“Music has always been both a barometer measuring and responding to society's problems and possibilities, and the twentieth century was a period that witnessed the emergence of a diverse range of musical styles and genres, each seemingly in reaction to the dominant sociopolitical concerns of the day” (Morgan). Presley, Dylan, and Joplin had the greatest influence on American culture in the 1960’s. Elvis had a great influence on American culture through his influence on music, affect on American culture, and his legacy. Elvis also known as “the King” or “the King of Rock and Roll”was very popular in the 1960’s. Presley created new styles by gyrating his hips and dressing differently.

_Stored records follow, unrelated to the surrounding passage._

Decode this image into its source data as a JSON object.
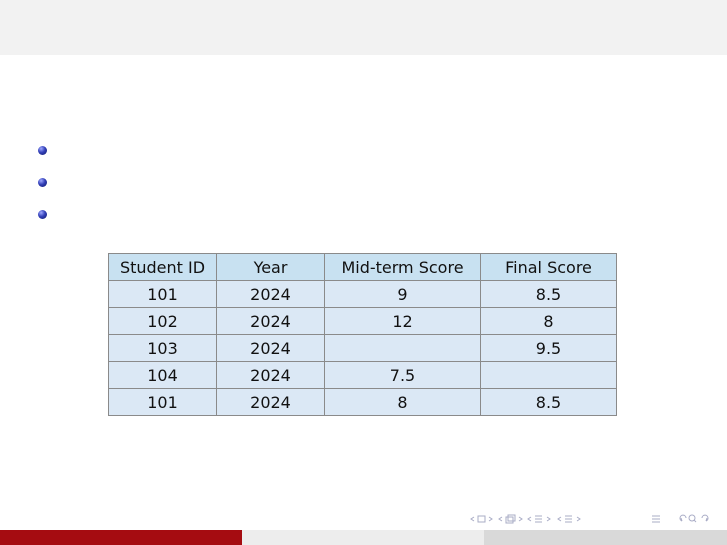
{
  "slide": {
    "bullets": [
      "",
      "",
      ""
    ]
  },
  "table": {
    "headers": [
      "Student ID",
      "Year",
      "Mid-term Score",
      "Final Score"
    ],
    "rows": [
      [
        "101",
        "2024",
        "9",
        "8.5"
      ],
      [
        "102",
        "2024",
        "12",
        "8"
      ],
      [
        "103",
        "2024",
        "",
        "9.5"
      ],
      [
        "104",
        "2024",
        "7.5",
        ""
      ],
      [
        "101",
        "2024",
        "8",
        "8.5"
      ]
    ]
  },
  "navigation": {
    "icons": [
      "frame-prev-icon",
      "frame-icon",
      "frame-next-icon",
      "subsection-prev-icon",
      "subsection-icon",
      "subsection-next-icon",
      "section-prev-icon",
      "section-icon",
      "section-next-icon",
      "subsubsection-prev-icon",
      "subsubsection-icon",
      "subsubsection-next-icon",
      "toc-icon",
      "back-icon",
      "search-icon",
      "forward-icon"
    ]
  },
  "colors": {
    "footer_accent": "#a50c11",
    "table_header": "#c8e1f1",
    "table_cell": "#dbe8f5",
    "bullet": "#3340b8"
  }
}
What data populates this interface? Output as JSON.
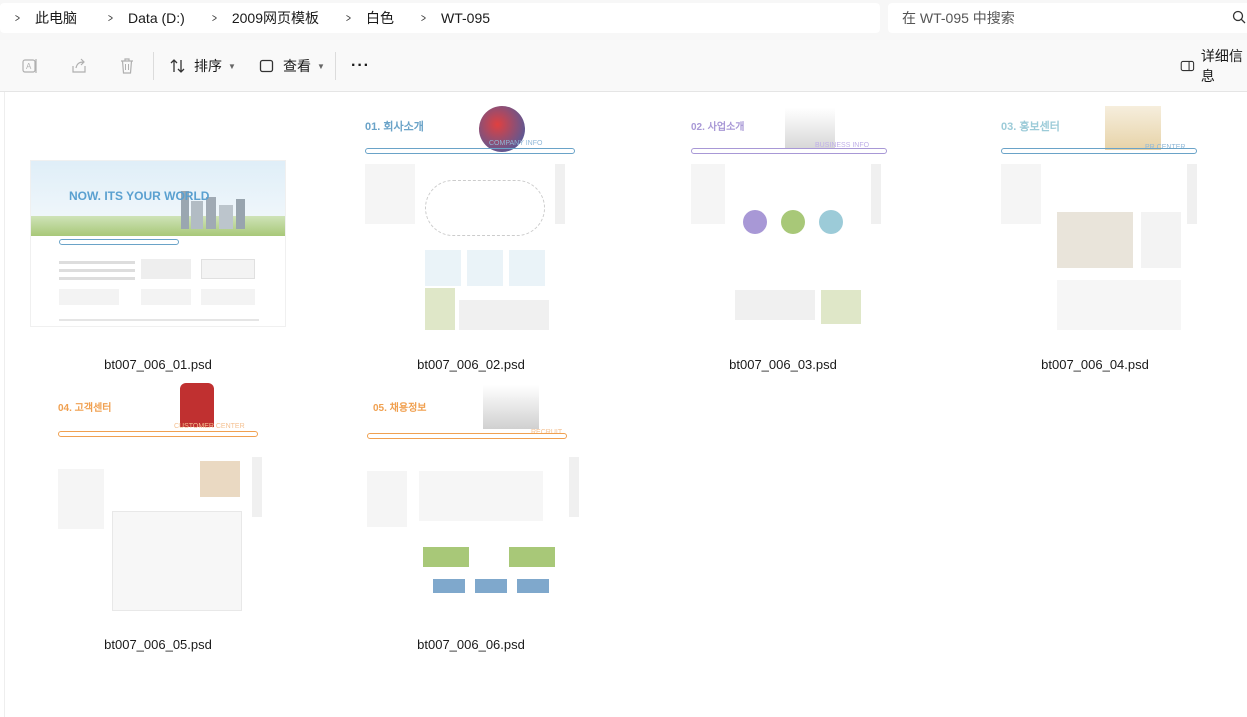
{
  "breadcrumb": {
    "items": [
      "此电脑",
      "Data (D:)",
      "2009网页模板",
      "白色",
      "WT-095"
    ]
  },
  "search": {
    "placeholder": "在 WT-095 中搜索"
  },
  "toolbar": {
    "sort_label": "排序",
    "view_label": "查看",
    "more_label": "···",
    "details_label": "详细信息"
  },
  "files": [
    {
      "name": "bt007_006_01.psd",
      "heading": "NOW. ITS YOUR WORLD",
      "tag": ""
    },
    {
      "name": "bt007_006_02.psd",
      "heading": "01. 회사소개",
      "tag": "COMPANY INFO"
    },
    {
      "name": "bt007_006_03.psd",
      "heading": "02. 사업소개",
      "tag": "BUSINESS INFO"
    },
    {
      "name": "bt007_006_04.psd",
      "heading": "03. 홍보센터",
      "tag": "PR CENTER"
    },
    {
      "name": "bt007_006_05.psd",
      "heading": "04. 고객센터",
      "tag": "CUSTOMER CENTER"
    },
    {
      "name": "bt007_006_06.psd",
      "heading": "05. 채용정보",
      "tag": "RECRUIT"
    }
  ],
  "colors": {
    "accent": "#6aa3c8",
    "purple": "#a898d6",
    "orange": "#f0a050",
    "red": "#c03030",
    "green": "#a8c878"
  }
}
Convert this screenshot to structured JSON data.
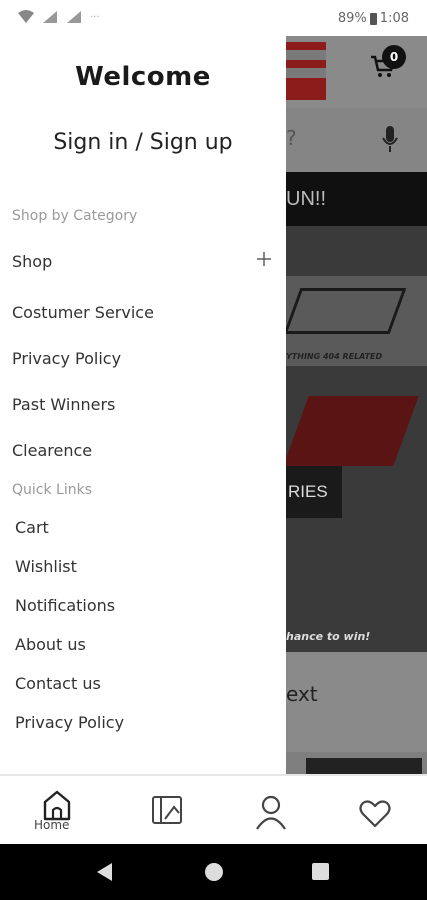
{
  "status_bar": {
    "battery": "89%",
    "time": "1:08",
    "more": "···"
  },
  "background": {
    "cart_count": "0",
    "search_hint": "?",
    "banner_text": "UN!!",
    "hero_tagline": "YTHING 404 RELATED",
    "hero_category": "RIES",
    "hero_footer": "hance to win!",
    "next_text": "ext"
  },
  "drawer": {
    "welcome": "Welcome",
    "signin": "Sign in / Sign up",
    "shop_by_category": "Shop by Category",
    "categories": [
      "Shop",
      "Costumer Service",
      "Privacy Policy",
      "Past Winners",
      "Clearence"
    ],
    "quick_links_title": "Quick Links",
    "quick_links": [
      "Cart",
      "Wishlist",
      "Notifications",
      "About us",
      "Contact us",
      "Privacy Policy"
    ]
  },
  "bottom_nav": {
    "home_label": "Home"
  },
  "icons": {
    "wifi": "wifi-icon",
    "cart": "cart-icon",
    "mic": "mic-icon",
    "plus": "plus-icon",
    "home": "home-icon",
    "catalog": "catalog-icon",
    "account": "person-icon",
    "wishlist": "heart-icon"
  }
}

Radio and Television The music of the 1960s and 1970s definitely had an impact on culture and society in the United States. Protest music, specifically, brought ideas, as well as problems, to the attention of many Americans. Radio stations across the nation were a big part of the spread of protest music. Radio experienced a boom after World War II.
The British Invasion in American music would not have been as prominent without The Beatles, who paved the way for other British groups to come to America and be successful. The 1950’s rock and roll artist like Elvis Presley, Chuck Berry, and others, influenced many British groups during the early 1960’s, but in America in the early 1960’s folk music was the popular choice of music. The popularity of folk music was due in large part to what was going on in American society with the civil rights movement, JFK assassination and the Vietnam War and folk music spoke to what was going on in America. The British Invasion ended the popularity of folk music in 1964 with The Beatles and other British groups.
The 1960’s was a time of great conflict and tension for America. Lyndon B. Johnson was elected president in 1963, and many social issues were dividing the United States at this time. The fight for equal rights for every citizen, not just white males, caused many riots, protests, and distress for the country. The Vietnam War was taking place on the other side of the world, but was severely affecting Americans back in the States. It lead to the Anti-War Movement, which still affects America on foreign relations today.